    Joined:
    Jul 19, 2002
    #22
    Yup, the password reset feature didn't um, require a password.


    Yes, just when the real leashes are being taken off, they prepare the e-leash.
     
  22. BornAgainMac macrumors 603

    BornAgainMac

    Joined:
    Feb 4, 2004
    Location:
    Florida Resident
    #23
    I get this error with my Identity card.

    "You are identified as a Mac user. Access denied."

    :eek:
     
  23. iGary Guest

    iGary

    Joined:
    May 26, 2004
    Location:
    Randy's House
    #24
    LMAO :D
     
  24. neildmitchell macrumors 6502a

    neildmitchell

    Joined:
    May 21, 2005
    #25
    1984

    For those who have not read 1984 by George Orwell, I suggest you read it.

    The year is 1984; the scene is London, largest population center of Airstrip One.

    Airstrip One is part of the vast political entity Oceania, which is eternally at war with one of two other vast entities, Eurasia and Eastasia. At any moment, depending upon current alignments, all existing records show either that Oceania has always been at war with Eurasia and allied with Eastasia, or that it has always been at war with Eastasia and allied with Eurasia. Winston Smith knows this, because his work at the Ministry of Truth involves the constant "correction" of such records. "'Who controls the past,' ran the Party slogan, 'controls the future: who controls the present controls the past.'

    In a grim city and a terrifying country, where Big Brother is always Watching You and the Thought Police can practically read your mind, Winston is a man in grave danger for the simple reason that his memory still functions. He knows the Party's official image of the world is a fluid fiction. He knows the Party controls the people by feeding them lies and narrowing their imaginations through a process of bewilderment and brutalization that alienates each individual from his fellows and deprives him of every liberating human pursuit from reasoned inquiry to sexual passion."

    Drawn into a forbidden love affair, Winston finds the courage to join a secret revolutionary organization called The Brotherhood, dedicated to the destruction of the Party.
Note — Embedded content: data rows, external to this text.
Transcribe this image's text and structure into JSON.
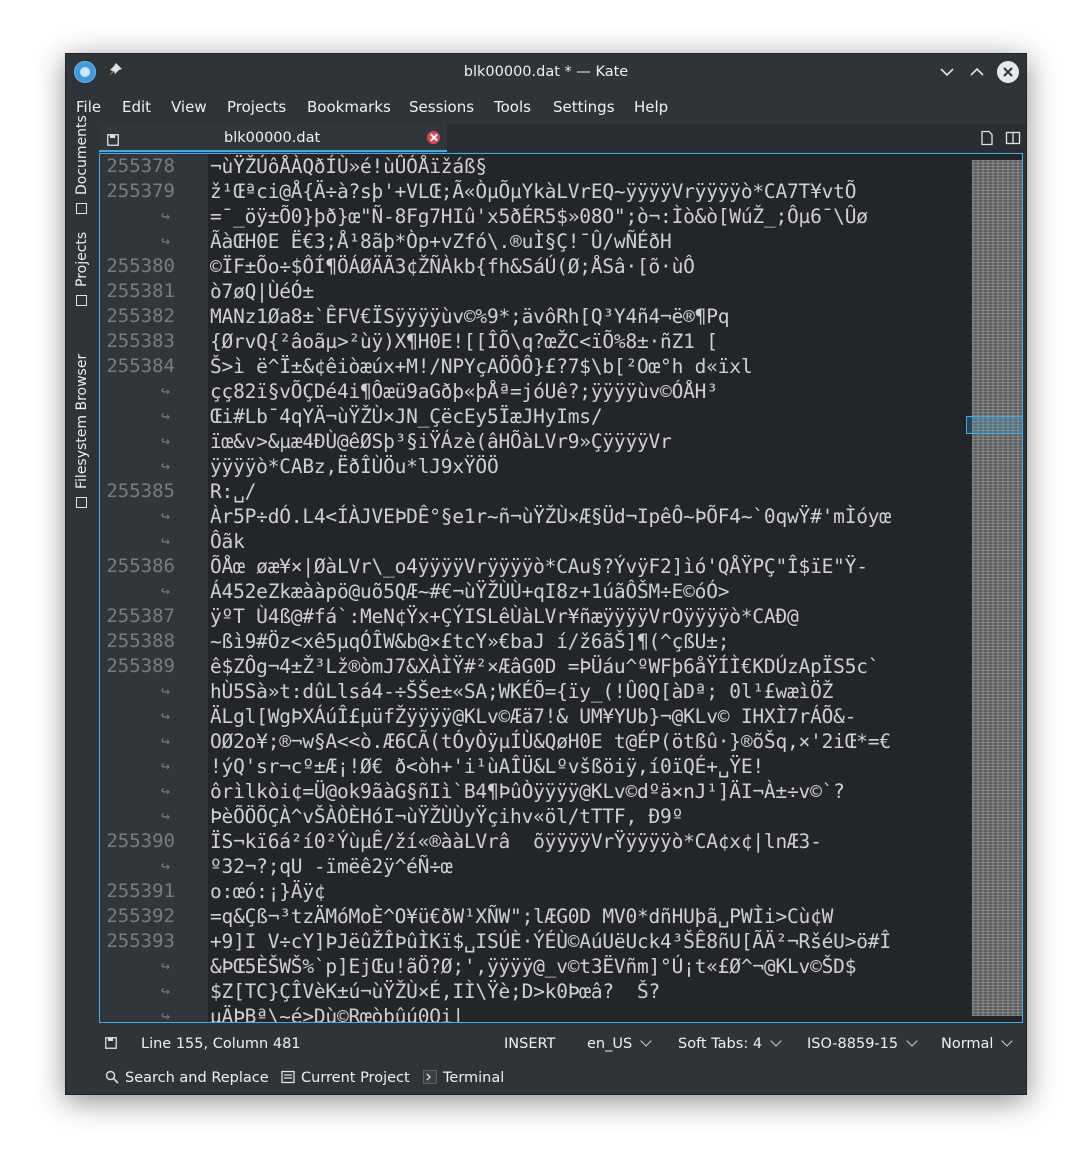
{
  "window": {
    "title": "blk00000.dat * — Kate",
    "icons": [
      "kate-app-icon",
      "pin-icon",
      "minimize-icon",
      "maximize-icon",
      "close-icon"
    ]
  },
  "menubar": {
    "items": [
      "File",
      "Edit",
      "View",
      "Projects",
      "Bookmarks",
      "Sessions",
      "Tools",
      "Settings",
      "Help"
    ]
  },
  "sidebar": {
    "tabs": [
      {
        "label": "Documents",
        "icon": "documents-icon"
      },
      {
        "label": "Projects",
        "icon": "projects-icon"
      },
      {
        "label": "Filesystem Browser",
        "icon": "folder-icon"
      }
    ]
  },
  "tabbar": {
    "active_tab": "blk00000.dat",
    "icons": [
      "save-icon",
      "tab-close-icon",
      "new-tab-icon",
      "split-view-icon"
    ]
  },
  "editor": {
    "gutter": [
      "255378",
      "255379",
      "",
      "",
      "255380",
      "255381",
      "255382",
      "255383",
      "255384",
      "",
      "",
      "",
      "",
      "255385",
      "",
      "",
      "255386",
      "",
      "255387",
      "255388",
      "255389",
      "",
      "",
      "",
      "",
      "",
      "",
      "255390",
      "",
      "255391",
      "255392",
      "255393",
      "",
      "",
      ""
    ],
    "lines": [
      "¬ùŸŽÚôÅÀQðÍÙ»é!ùÛÓÅïžáß§",
      "ž¹Œªci@Å{Ä÷à?sþ'+VLŒ;Ã«ÒµÕµYkàLVrEQ~ÿÿÿÿVrÿÿÿÿò*CA7T¥vtÕ",
      "=¯_öÿ±Õ0}þð}œ\"Ñ-8Fg7HIû'x5ðÉR5$»08O\";ò¬:Ìò&ò[WúŽ_;Ôµ6¯\\Ûø",
      "ÃàŒH0E Ë€3;Å¹8ãþ*Òp+vZfó\\.®uÌ§Ç!¯Û/wÑÉðH",
      "©ÏF±Õo÷$ÔÍ¶ÖÁØÄÃ3¢ŽÑÀkb{fh&SáÚ(Ø;ÅSâ·[õ·ùÔ",
      "ò7øQ|ÙéÓ±",
      "MANz1Øa8±`ÊFV€ÏSÿÿÿÿùv©%9*;ävôRh[Q³Y4ñ4¬ë®¶Pq",
      "{ØrvQ{²âoãµ>²ùÿ)X¶H0E![[ÎÕ\\q?œŽC<ïÕ%8±·ñZ1 [",
      "Š>ì ë^Ï±&¢êiòæúx+M!/NPYçAÖÔÔ}£?7$\\b[²Oœ°h d«ïxl",
      "çç82ï§vÕÇDé4i¶Ôæü9aGðþ«þÅª=jóUê?;ÿÿÿÿùv©ÓÅH³",
      "Œi#Lb¯4qYÄ¬ùŸŽÙ×JN_ÇëcEy5ÏæJHyIms/",
      "ïœ&v>&µæ4ÐÙ@êØSþ³§iŸÁzè(âHÕàLVr9»ÇÿÿÿÿVr",
      "ÿÿÿÿò*CABz,ËðÎÙÖu*lJ9xŸÖÖ",
      "R:␣/",
      "Àr5P÷dÓ.L4<ÍÀJVEÞDÊ°§e1r~ñ¬ùŸŽÙ×Æ§Üd¬IpêÔ~ÞÕF4~`0qwŸ#'mÌóyœ",
      "Ôãk",
      "ÕÅœ øæ¥×|ØàLVr\\_o4ÿÿÿÿVrÿÿÿÿò*CAu§?ÝvÿF2]ìó'QÅŸPÇ\"Î$ïE\"Ÿ-",
      "Á452eZkæààpö@uõ5QÆ~#€¬ùŸŽÙÙ+qI8z+1úãÔŠM÷E©óÓ>",
      "ÿºT Ù4ß@#fá`:MeN¢Ÿx+ÇÝISLêÙàLVr¥ñæÿÿÿÿVrOÿÿÿÿò*CAÐ@",
      "~ßì9#Öz<xê5µqÓÎW&b@×£tcY»€baJ í/ž6ãŠ]¶(^çßU±;",
      "ê$ZÔg¬4±Ž³Lž®òmJ7&XÀÌŸ#²×ÆâG0D =ÞÜáu^ºWFþ6åŸÍÌ€KDÚzApÏS5c`",
      "hÙ5Sà»t:dûLlsá4-÷ŠŠe±«SA;WKÉÕ={ïy_(!Û0Q[àDª; 0l¹£wæìÖŽ",
      "ÄLgl[WgÞXÁúÎ£µüfŽÿÿÿÿ@KLv©Æä7!& UM¥YUb}¬@KLv© IHXÌ7rÁÕ&-",
      "OØ2o¥;®¬w§A<<ò.Æ6CÃ(tÓyÒÿµÍÙ&QøH0E t@ÉP(ötßû·}®õŠq,×'2iŒ*=€",
      "!ýQ'sr¬cº±Æ¡!Ø€ ð<òh+'i¹ùAÎÜ&Lºvšßöiÿ,í0ïQÉ+␣ŸE!",
      "ôrìlkòi¢=Ü@ok9ãàG§ñIì`B4¶ÞûÒÿÿÿÿ@KLv©dºä×nJ¹]ÄI¬À±÷v©`?",
      "ÞèÕÖÕÇÀ^vŠÀÒÈHóI¬ùŸŽÙÙyŸçihv«öl/tTTF, Ð9º",
      "ÏS¬kï6á²í0²ÝùµÊ/ží«®ààLVrâ  õÿÿÿÿVrŸÿÿÿÿò*CA¢x¢|lnÆ3-",
      "º32¬?;qU -ïmëê2ÿ^éÑ÷œ",
      "o:œó:¡}Äÿ¢",
      "=q&Çß¬³tzÄMóMoÈ^O¥ü€ðW¹XÑW\";lÆG0D MV0*dñHUþã␣PWÌi>Cù¢W",
      "+9]I V÷cY]ÞJëûŽÎÞûÌKï$␣ISÚÈ·ÝÉÙ©AúUëUck4³ŠÊ8ñU[ÃÄ²¬RšéU>ö#Î",
      "&ÞŒ5ÈŠWŠ%`p]EjŒu!ãÖ?Ø;',ÿÿÿÿ@_v©t3ËVñm]°Ú¡t«£Ø^¬@KLv©ŠD$",
      "$Z[TC}ÇÎVèK±ú¬ùŸŽÙ×É,IÌ\\Ÿè;D>k0Þœâ?  Š?",
      "µÄÞBª\\~é>Dù©Rœòbûú0Oi|"
    ]
  },
  "statusbar": {
    "position": "Line 155, Column 481",
    "mode": "INSERT",
    "dictionary": "en_US",
    "indent": "Soft Tabs: 4",
    "encoding": "ISO-8859-15",
    "input_mode": "Normal"
  },
  "toolviews": {
    "items": [
      {
        "label": "Search and Replace",
        "icon": "search-icon"
      },
      {
        "label": "Current Project",
        "icon": "project-icon"
      },
      {
        "label": "Terminal",
        "icon": "terminal-icon"
      }
    ]
  },
  "colors": {
    "accent": "#3daee9",
    "window_bg": "#2f3439",
    "editor_bg": "#232629",
    "gutter_bg": "#31363b",
    "close_tab": "#da4453"
  }
}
Together with his beloved Julia, he hazards his life in a deadly match against the powers that be.
     

Share This Page